Once you have assembled your ingredients, add the nuts to a high-speed blender or food processor. You'll need to repeatedly puree and scrape down the sides of your machine for smooth peanut butter — so be sure to have a spatula handy. In the first round, you'll want to get the mixture to a sand-like texture. Then, scrape and puree again until a paste-like texture emerges. Then, add your salt and optional sweetener to the mix. You should avoid over-blending the mixture, which can cause the peanut butter to cook.

Most of the world's peanuts come from China

Peanuts are often associated with the Southern United States, but did you know that most of the world's peanuts are not produced on American soil? China is the top producer of peanuts globally; it grows about 8% of the peanuts exported worldwide. The country produced 18.3 million metric tons of the legume in 2021, an upward trend from prior growing years. The worldwide production of peanuts was around 47 million in 2020.

So where does the United States fare? The United States is the third largest producer of peanuts globally, with over 6 million pounds of peanuts produced in 2021. Several popular growing states for peanuts include the Southeast, the Virginia-Carolina region, and the Southwest. In 2019, Georgia produced about 50% of the peanuts in the United States followed by Florida with 11%.

You can buy peanut butter whiskey

If you like spirits and peanut butter, you should try peanut butter whiskey. Although it first appeared commercially in the 1960s, the spirit, and its top producer Skrewball, has recently returned as one of the fastest-growing liquors in the United States. The exact recipe for peanut butter whiskey will depend on the brand producing it. Skrewball, for example, originally started as a mix of Jameson and peanut butter. Ole Smoky instead uses peanut oil. You can drink peanut butter whiskey in several ways; some folks prefer to drink it at room temperature, while others use it in mixed drinks as a replacement for Irish cream.

Depending on the brand you purchase, peanut butter whiskey isn't as overpowering as it sounds. Think of an Irish cream but with a flavor on your tongue that is more peanuty. Each bottle has an alcohol content of around 30 to 35% ABV.

Peanut butter and mayo sandwiches were common Great Depression meals

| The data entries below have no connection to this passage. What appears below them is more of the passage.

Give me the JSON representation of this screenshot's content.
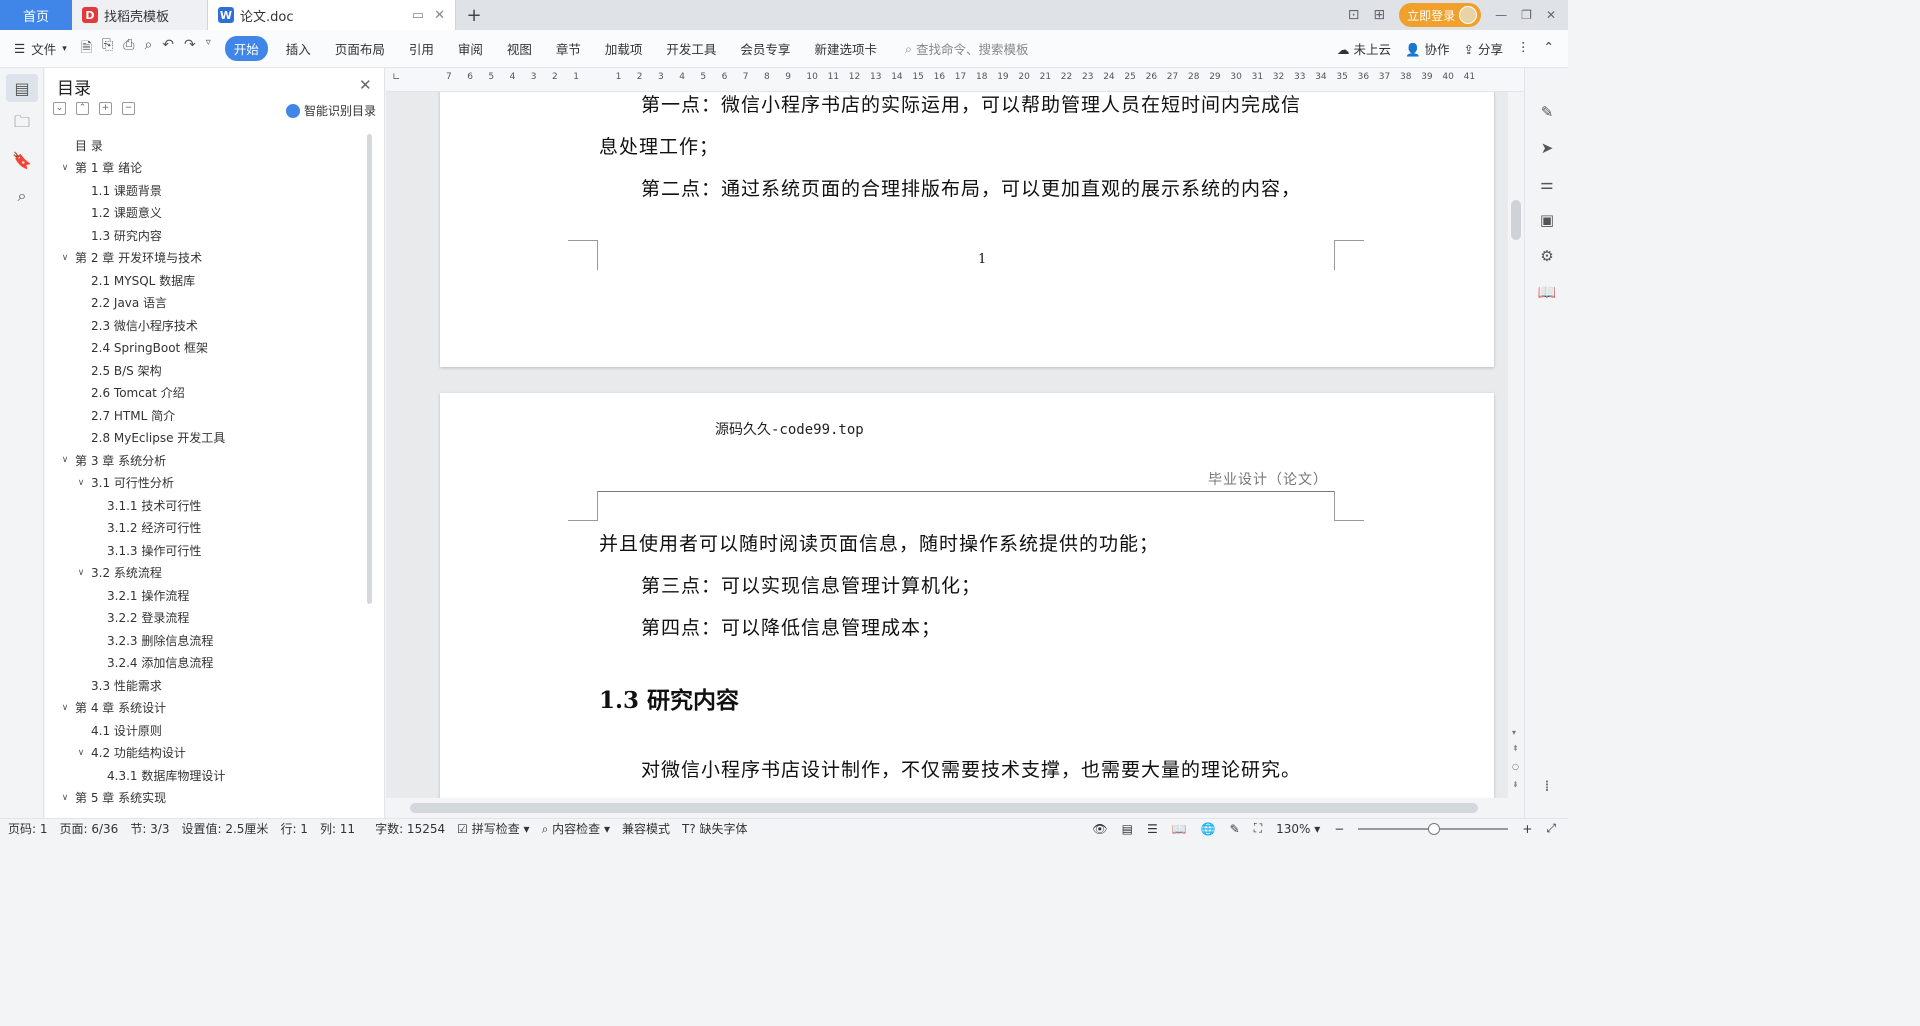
{
  "tabs": {
    "home": "首页",
    "template": "找稻壳模板",
    "doc": "论文.doc",
    "add": "+"
  },
  "window": {
    "login": "立即登录"
  },
  "toolbar": {
    "file": "文件",
    "items": [
      "开始",
      "插入",
      "页面布局",
      "引用",
      "审阅",
      "视图",
      "章节",
      "加载项",
      "开发工具",
      "会员专享",
      "新建选项卡"
    ],
    "search_placeholder": "查找命令、搜索模板",
    "cloud": "未上云",
    "collab": "协作",
    "share": "分享"
  },
  "toc": {
    "title": "目录",
    "smart": "智能识别目录",
    "items": [
      {
        "label": "目  录",
        "level": 0,
        "arrow": ""
      },
      {
        "label": "第 1 章  绪论",
        "level": 0,
        "arrow": "v"
      },
      {
        "label": "1.1  课题背景",
        "level": 1,
        "arrow": ""
      },
      {
        "label": "1.2  课题意义",
        "level": 1,
        "arrow": ""
      },
      {
        "label": "1.3  研究内容",
        "level": 1,
        "arrow": ""
      },
      {
        "label": "第 2 章  开发环境与技术",
        "level": 0,
        "arrow": "v"
      },
      {
        "label": "2.1 MYSQL 数据库",
        "level": 1,
        "arrow": ""
      },
      {
        "label": "2.2 Java 语言",
        "level": 1,
        "arrow": ""
      },
      {
        "label": "2.3  微信小程序技术",
        "level": 1,
        "arrow": ""
      },
      {
        "label": "2.4 SpringBoot 框架",
        "level": 1,
        "arrow": ""
      },
      {
        "label": "2.5 B/S 架构",
        "level": 1,
        "arrow": ""
      },
      {
        "label": "2.6 Tomcat  介绍",
        "level": 1,
        "arrow": ""
      },
      {
        "label": "2.7 HTML 简介",
        "level": 1,
        "arrow": ""
      },
      {
        "label": "2.8 MyEclipse 开发工具",
        "level": 1,
        "arrow": ""
      },
      {
        "label": "第 3 章  系统分析",
        "level": 0,
        "arrow": "v"
      },
      {
        "label": "3.1  可行性分析",
        "level": 1,
        "arrow": "v"
      },
      {
        "label": "3.1.1  技术可行性",
        "level": 2,
        "arrow": ""
      },
      {
        "label": "3.1.2  经济可行性",
        "level": 2,
        "arrow": ""
      },
      {
        "label": "3.1.3  操作可行性",
        "level": 2,
        "arrow": ""
      },
      {
        "label": "3.2  系统流程",
        "level": 1,
        "arrow": "v"
      },
      {
        "label": "3.2.1  操作流程",
        "level": 2,
        "arrow": ""
      },
      {
        "label": "3.2.2  登录流程",
        "level": 2,
        "arrow": ""
      },
      {
        "label": "3.2.3  删除信息流程",
        "level": 2,
        "arrow": ""
      },
      {
        "label": "3.2.4  添加信息流程",
        "level": 2,
        "arrow": ""
      },
      {
        "label": "3.3  性能需求",
        "level": 1,
        "arrow": ""
      },
      {
        "label": "第 4 章  系统设计",
        "level": 0,
        "arrow": "v"
      },
      {
        "label": "4.1  设计原则",
        "level": 1,
        "arrow": ""
      },
      {
        "label": "4.2  功能结构设计",
        "level": 1,
        "arrow": "v"
      },
      {
        "label": "4.3.1  数据库物理设计",
        "level": 2,
        "arrow": ""
      },
      {
        "label": "第 5 章  系统实现",
        "level": 0,
        "arrow": "v"
      }
    ]
  },
  "ruler": [
    "7",
    "6",
    "5",
    "4",
    "3",
    "2",
    "1",
    "",
    "1",
    "2",
    "3",
    "4",
    "5",
    "6",
    "7",
    "8",
    "9",
    "10",
    "11",
    "12",
    "13",
    "14",
    "15",
    "16",
    "17",
    "18",
    "19",
    "20",
    "21",
    "22",
    "23",
    "24",
    "25",
    "26",
    "27",
    "28",
    "29",
    "30",
    "31",
    "32",
    "33",
    "34",
    "35",
    "36",
    "37",
    "38",
    "39",
    "40",
    "41"
  ],
  "doc": {
    "p1_line1": "第一点：微信小程序书店的实际运用，可以帮助管理人员在短时间内完成信",
    "p1_line2": "息处理工作；",
    "p2": "第二点：通过系统页面的合理排版布局，可以更加直观的展示系统的内容，",
    "page_number": "1",
    "watermark": "源码久久-code99.top",
    "header": "毕业设计（论文）",
    "p2_cont": "并且使用者可以随时阅读页面信息，随时操作系统提供的功能；",
    "p3": "第三点：可以实现信息管理计算机化；",
    "p4": "第四点：可以降低信息管理成本；",
    "heading": "1.3  研究内容",
    "p5": "对微信小程序书店设计制作，不仅需要技术支撑，也需要大量的理论研究。"
  },
  "status": {
    "page_code": "页码: 1",
    "page": "页面: 6/36",
    "section": "节: 3/3",
    "setting": "设置值: 2.5厘米",
    "row": "行: 1",
    "col": "列: 11",
    "words": "字数: 15254",
    "spell": "拼写检查",
    "content": "内容检查",
    "compat": "兼容模式",
    "missing_font": "缺失字体",
    "zoom": "130%"
  }
}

Peanut butter and what? Believe it or not, peanut butter and mayo sandwiches were once common in the average American diet. Dr. John Harvey Kellogg's promotion of peanut butter as a meat replacement pushed it to be used for many savory and sweet dishes. Peanut butter and mayonnaise sandwiches were especially common in the South in the 1930s because of the relatively low cost of the ingredients. In addition, mayonnaise and peanut butter were high in fat and calories, meaning people could make more with less during the Great Depression. Newspapers also touted the idea that adding mayonnaise to the peanut butter would make it easier to spread.

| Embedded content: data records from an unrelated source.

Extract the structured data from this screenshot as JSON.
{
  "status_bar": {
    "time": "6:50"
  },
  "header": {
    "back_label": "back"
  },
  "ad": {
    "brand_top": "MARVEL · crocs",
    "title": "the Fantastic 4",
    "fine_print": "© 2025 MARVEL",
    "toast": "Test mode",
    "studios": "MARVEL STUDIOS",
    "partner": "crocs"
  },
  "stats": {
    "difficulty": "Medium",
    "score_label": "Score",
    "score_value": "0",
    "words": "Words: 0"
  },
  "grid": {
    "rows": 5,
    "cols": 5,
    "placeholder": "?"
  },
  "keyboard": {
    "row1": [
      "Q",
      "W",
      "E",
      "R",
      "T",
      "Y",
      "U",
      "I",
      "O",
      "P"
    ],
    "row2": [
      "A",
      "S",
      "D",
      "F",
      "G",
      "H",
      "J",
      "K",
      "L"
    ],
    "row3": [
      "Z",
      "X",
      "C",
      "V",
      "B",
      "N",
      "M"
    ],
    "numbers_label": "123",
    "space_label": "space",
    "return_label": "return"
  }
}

Variations of this sandwich emerged with other savory ingredients like bacon; deviled ham; cheddar cheese; pickles and onion; or an apple, peanut butter, and mayonnaise salad. These sweet and savory ingredients added crunch to the sandwich, making it more than just boring peanut butter and mayonnaise.

Static Media owns and operates Tasting Table and Mashed.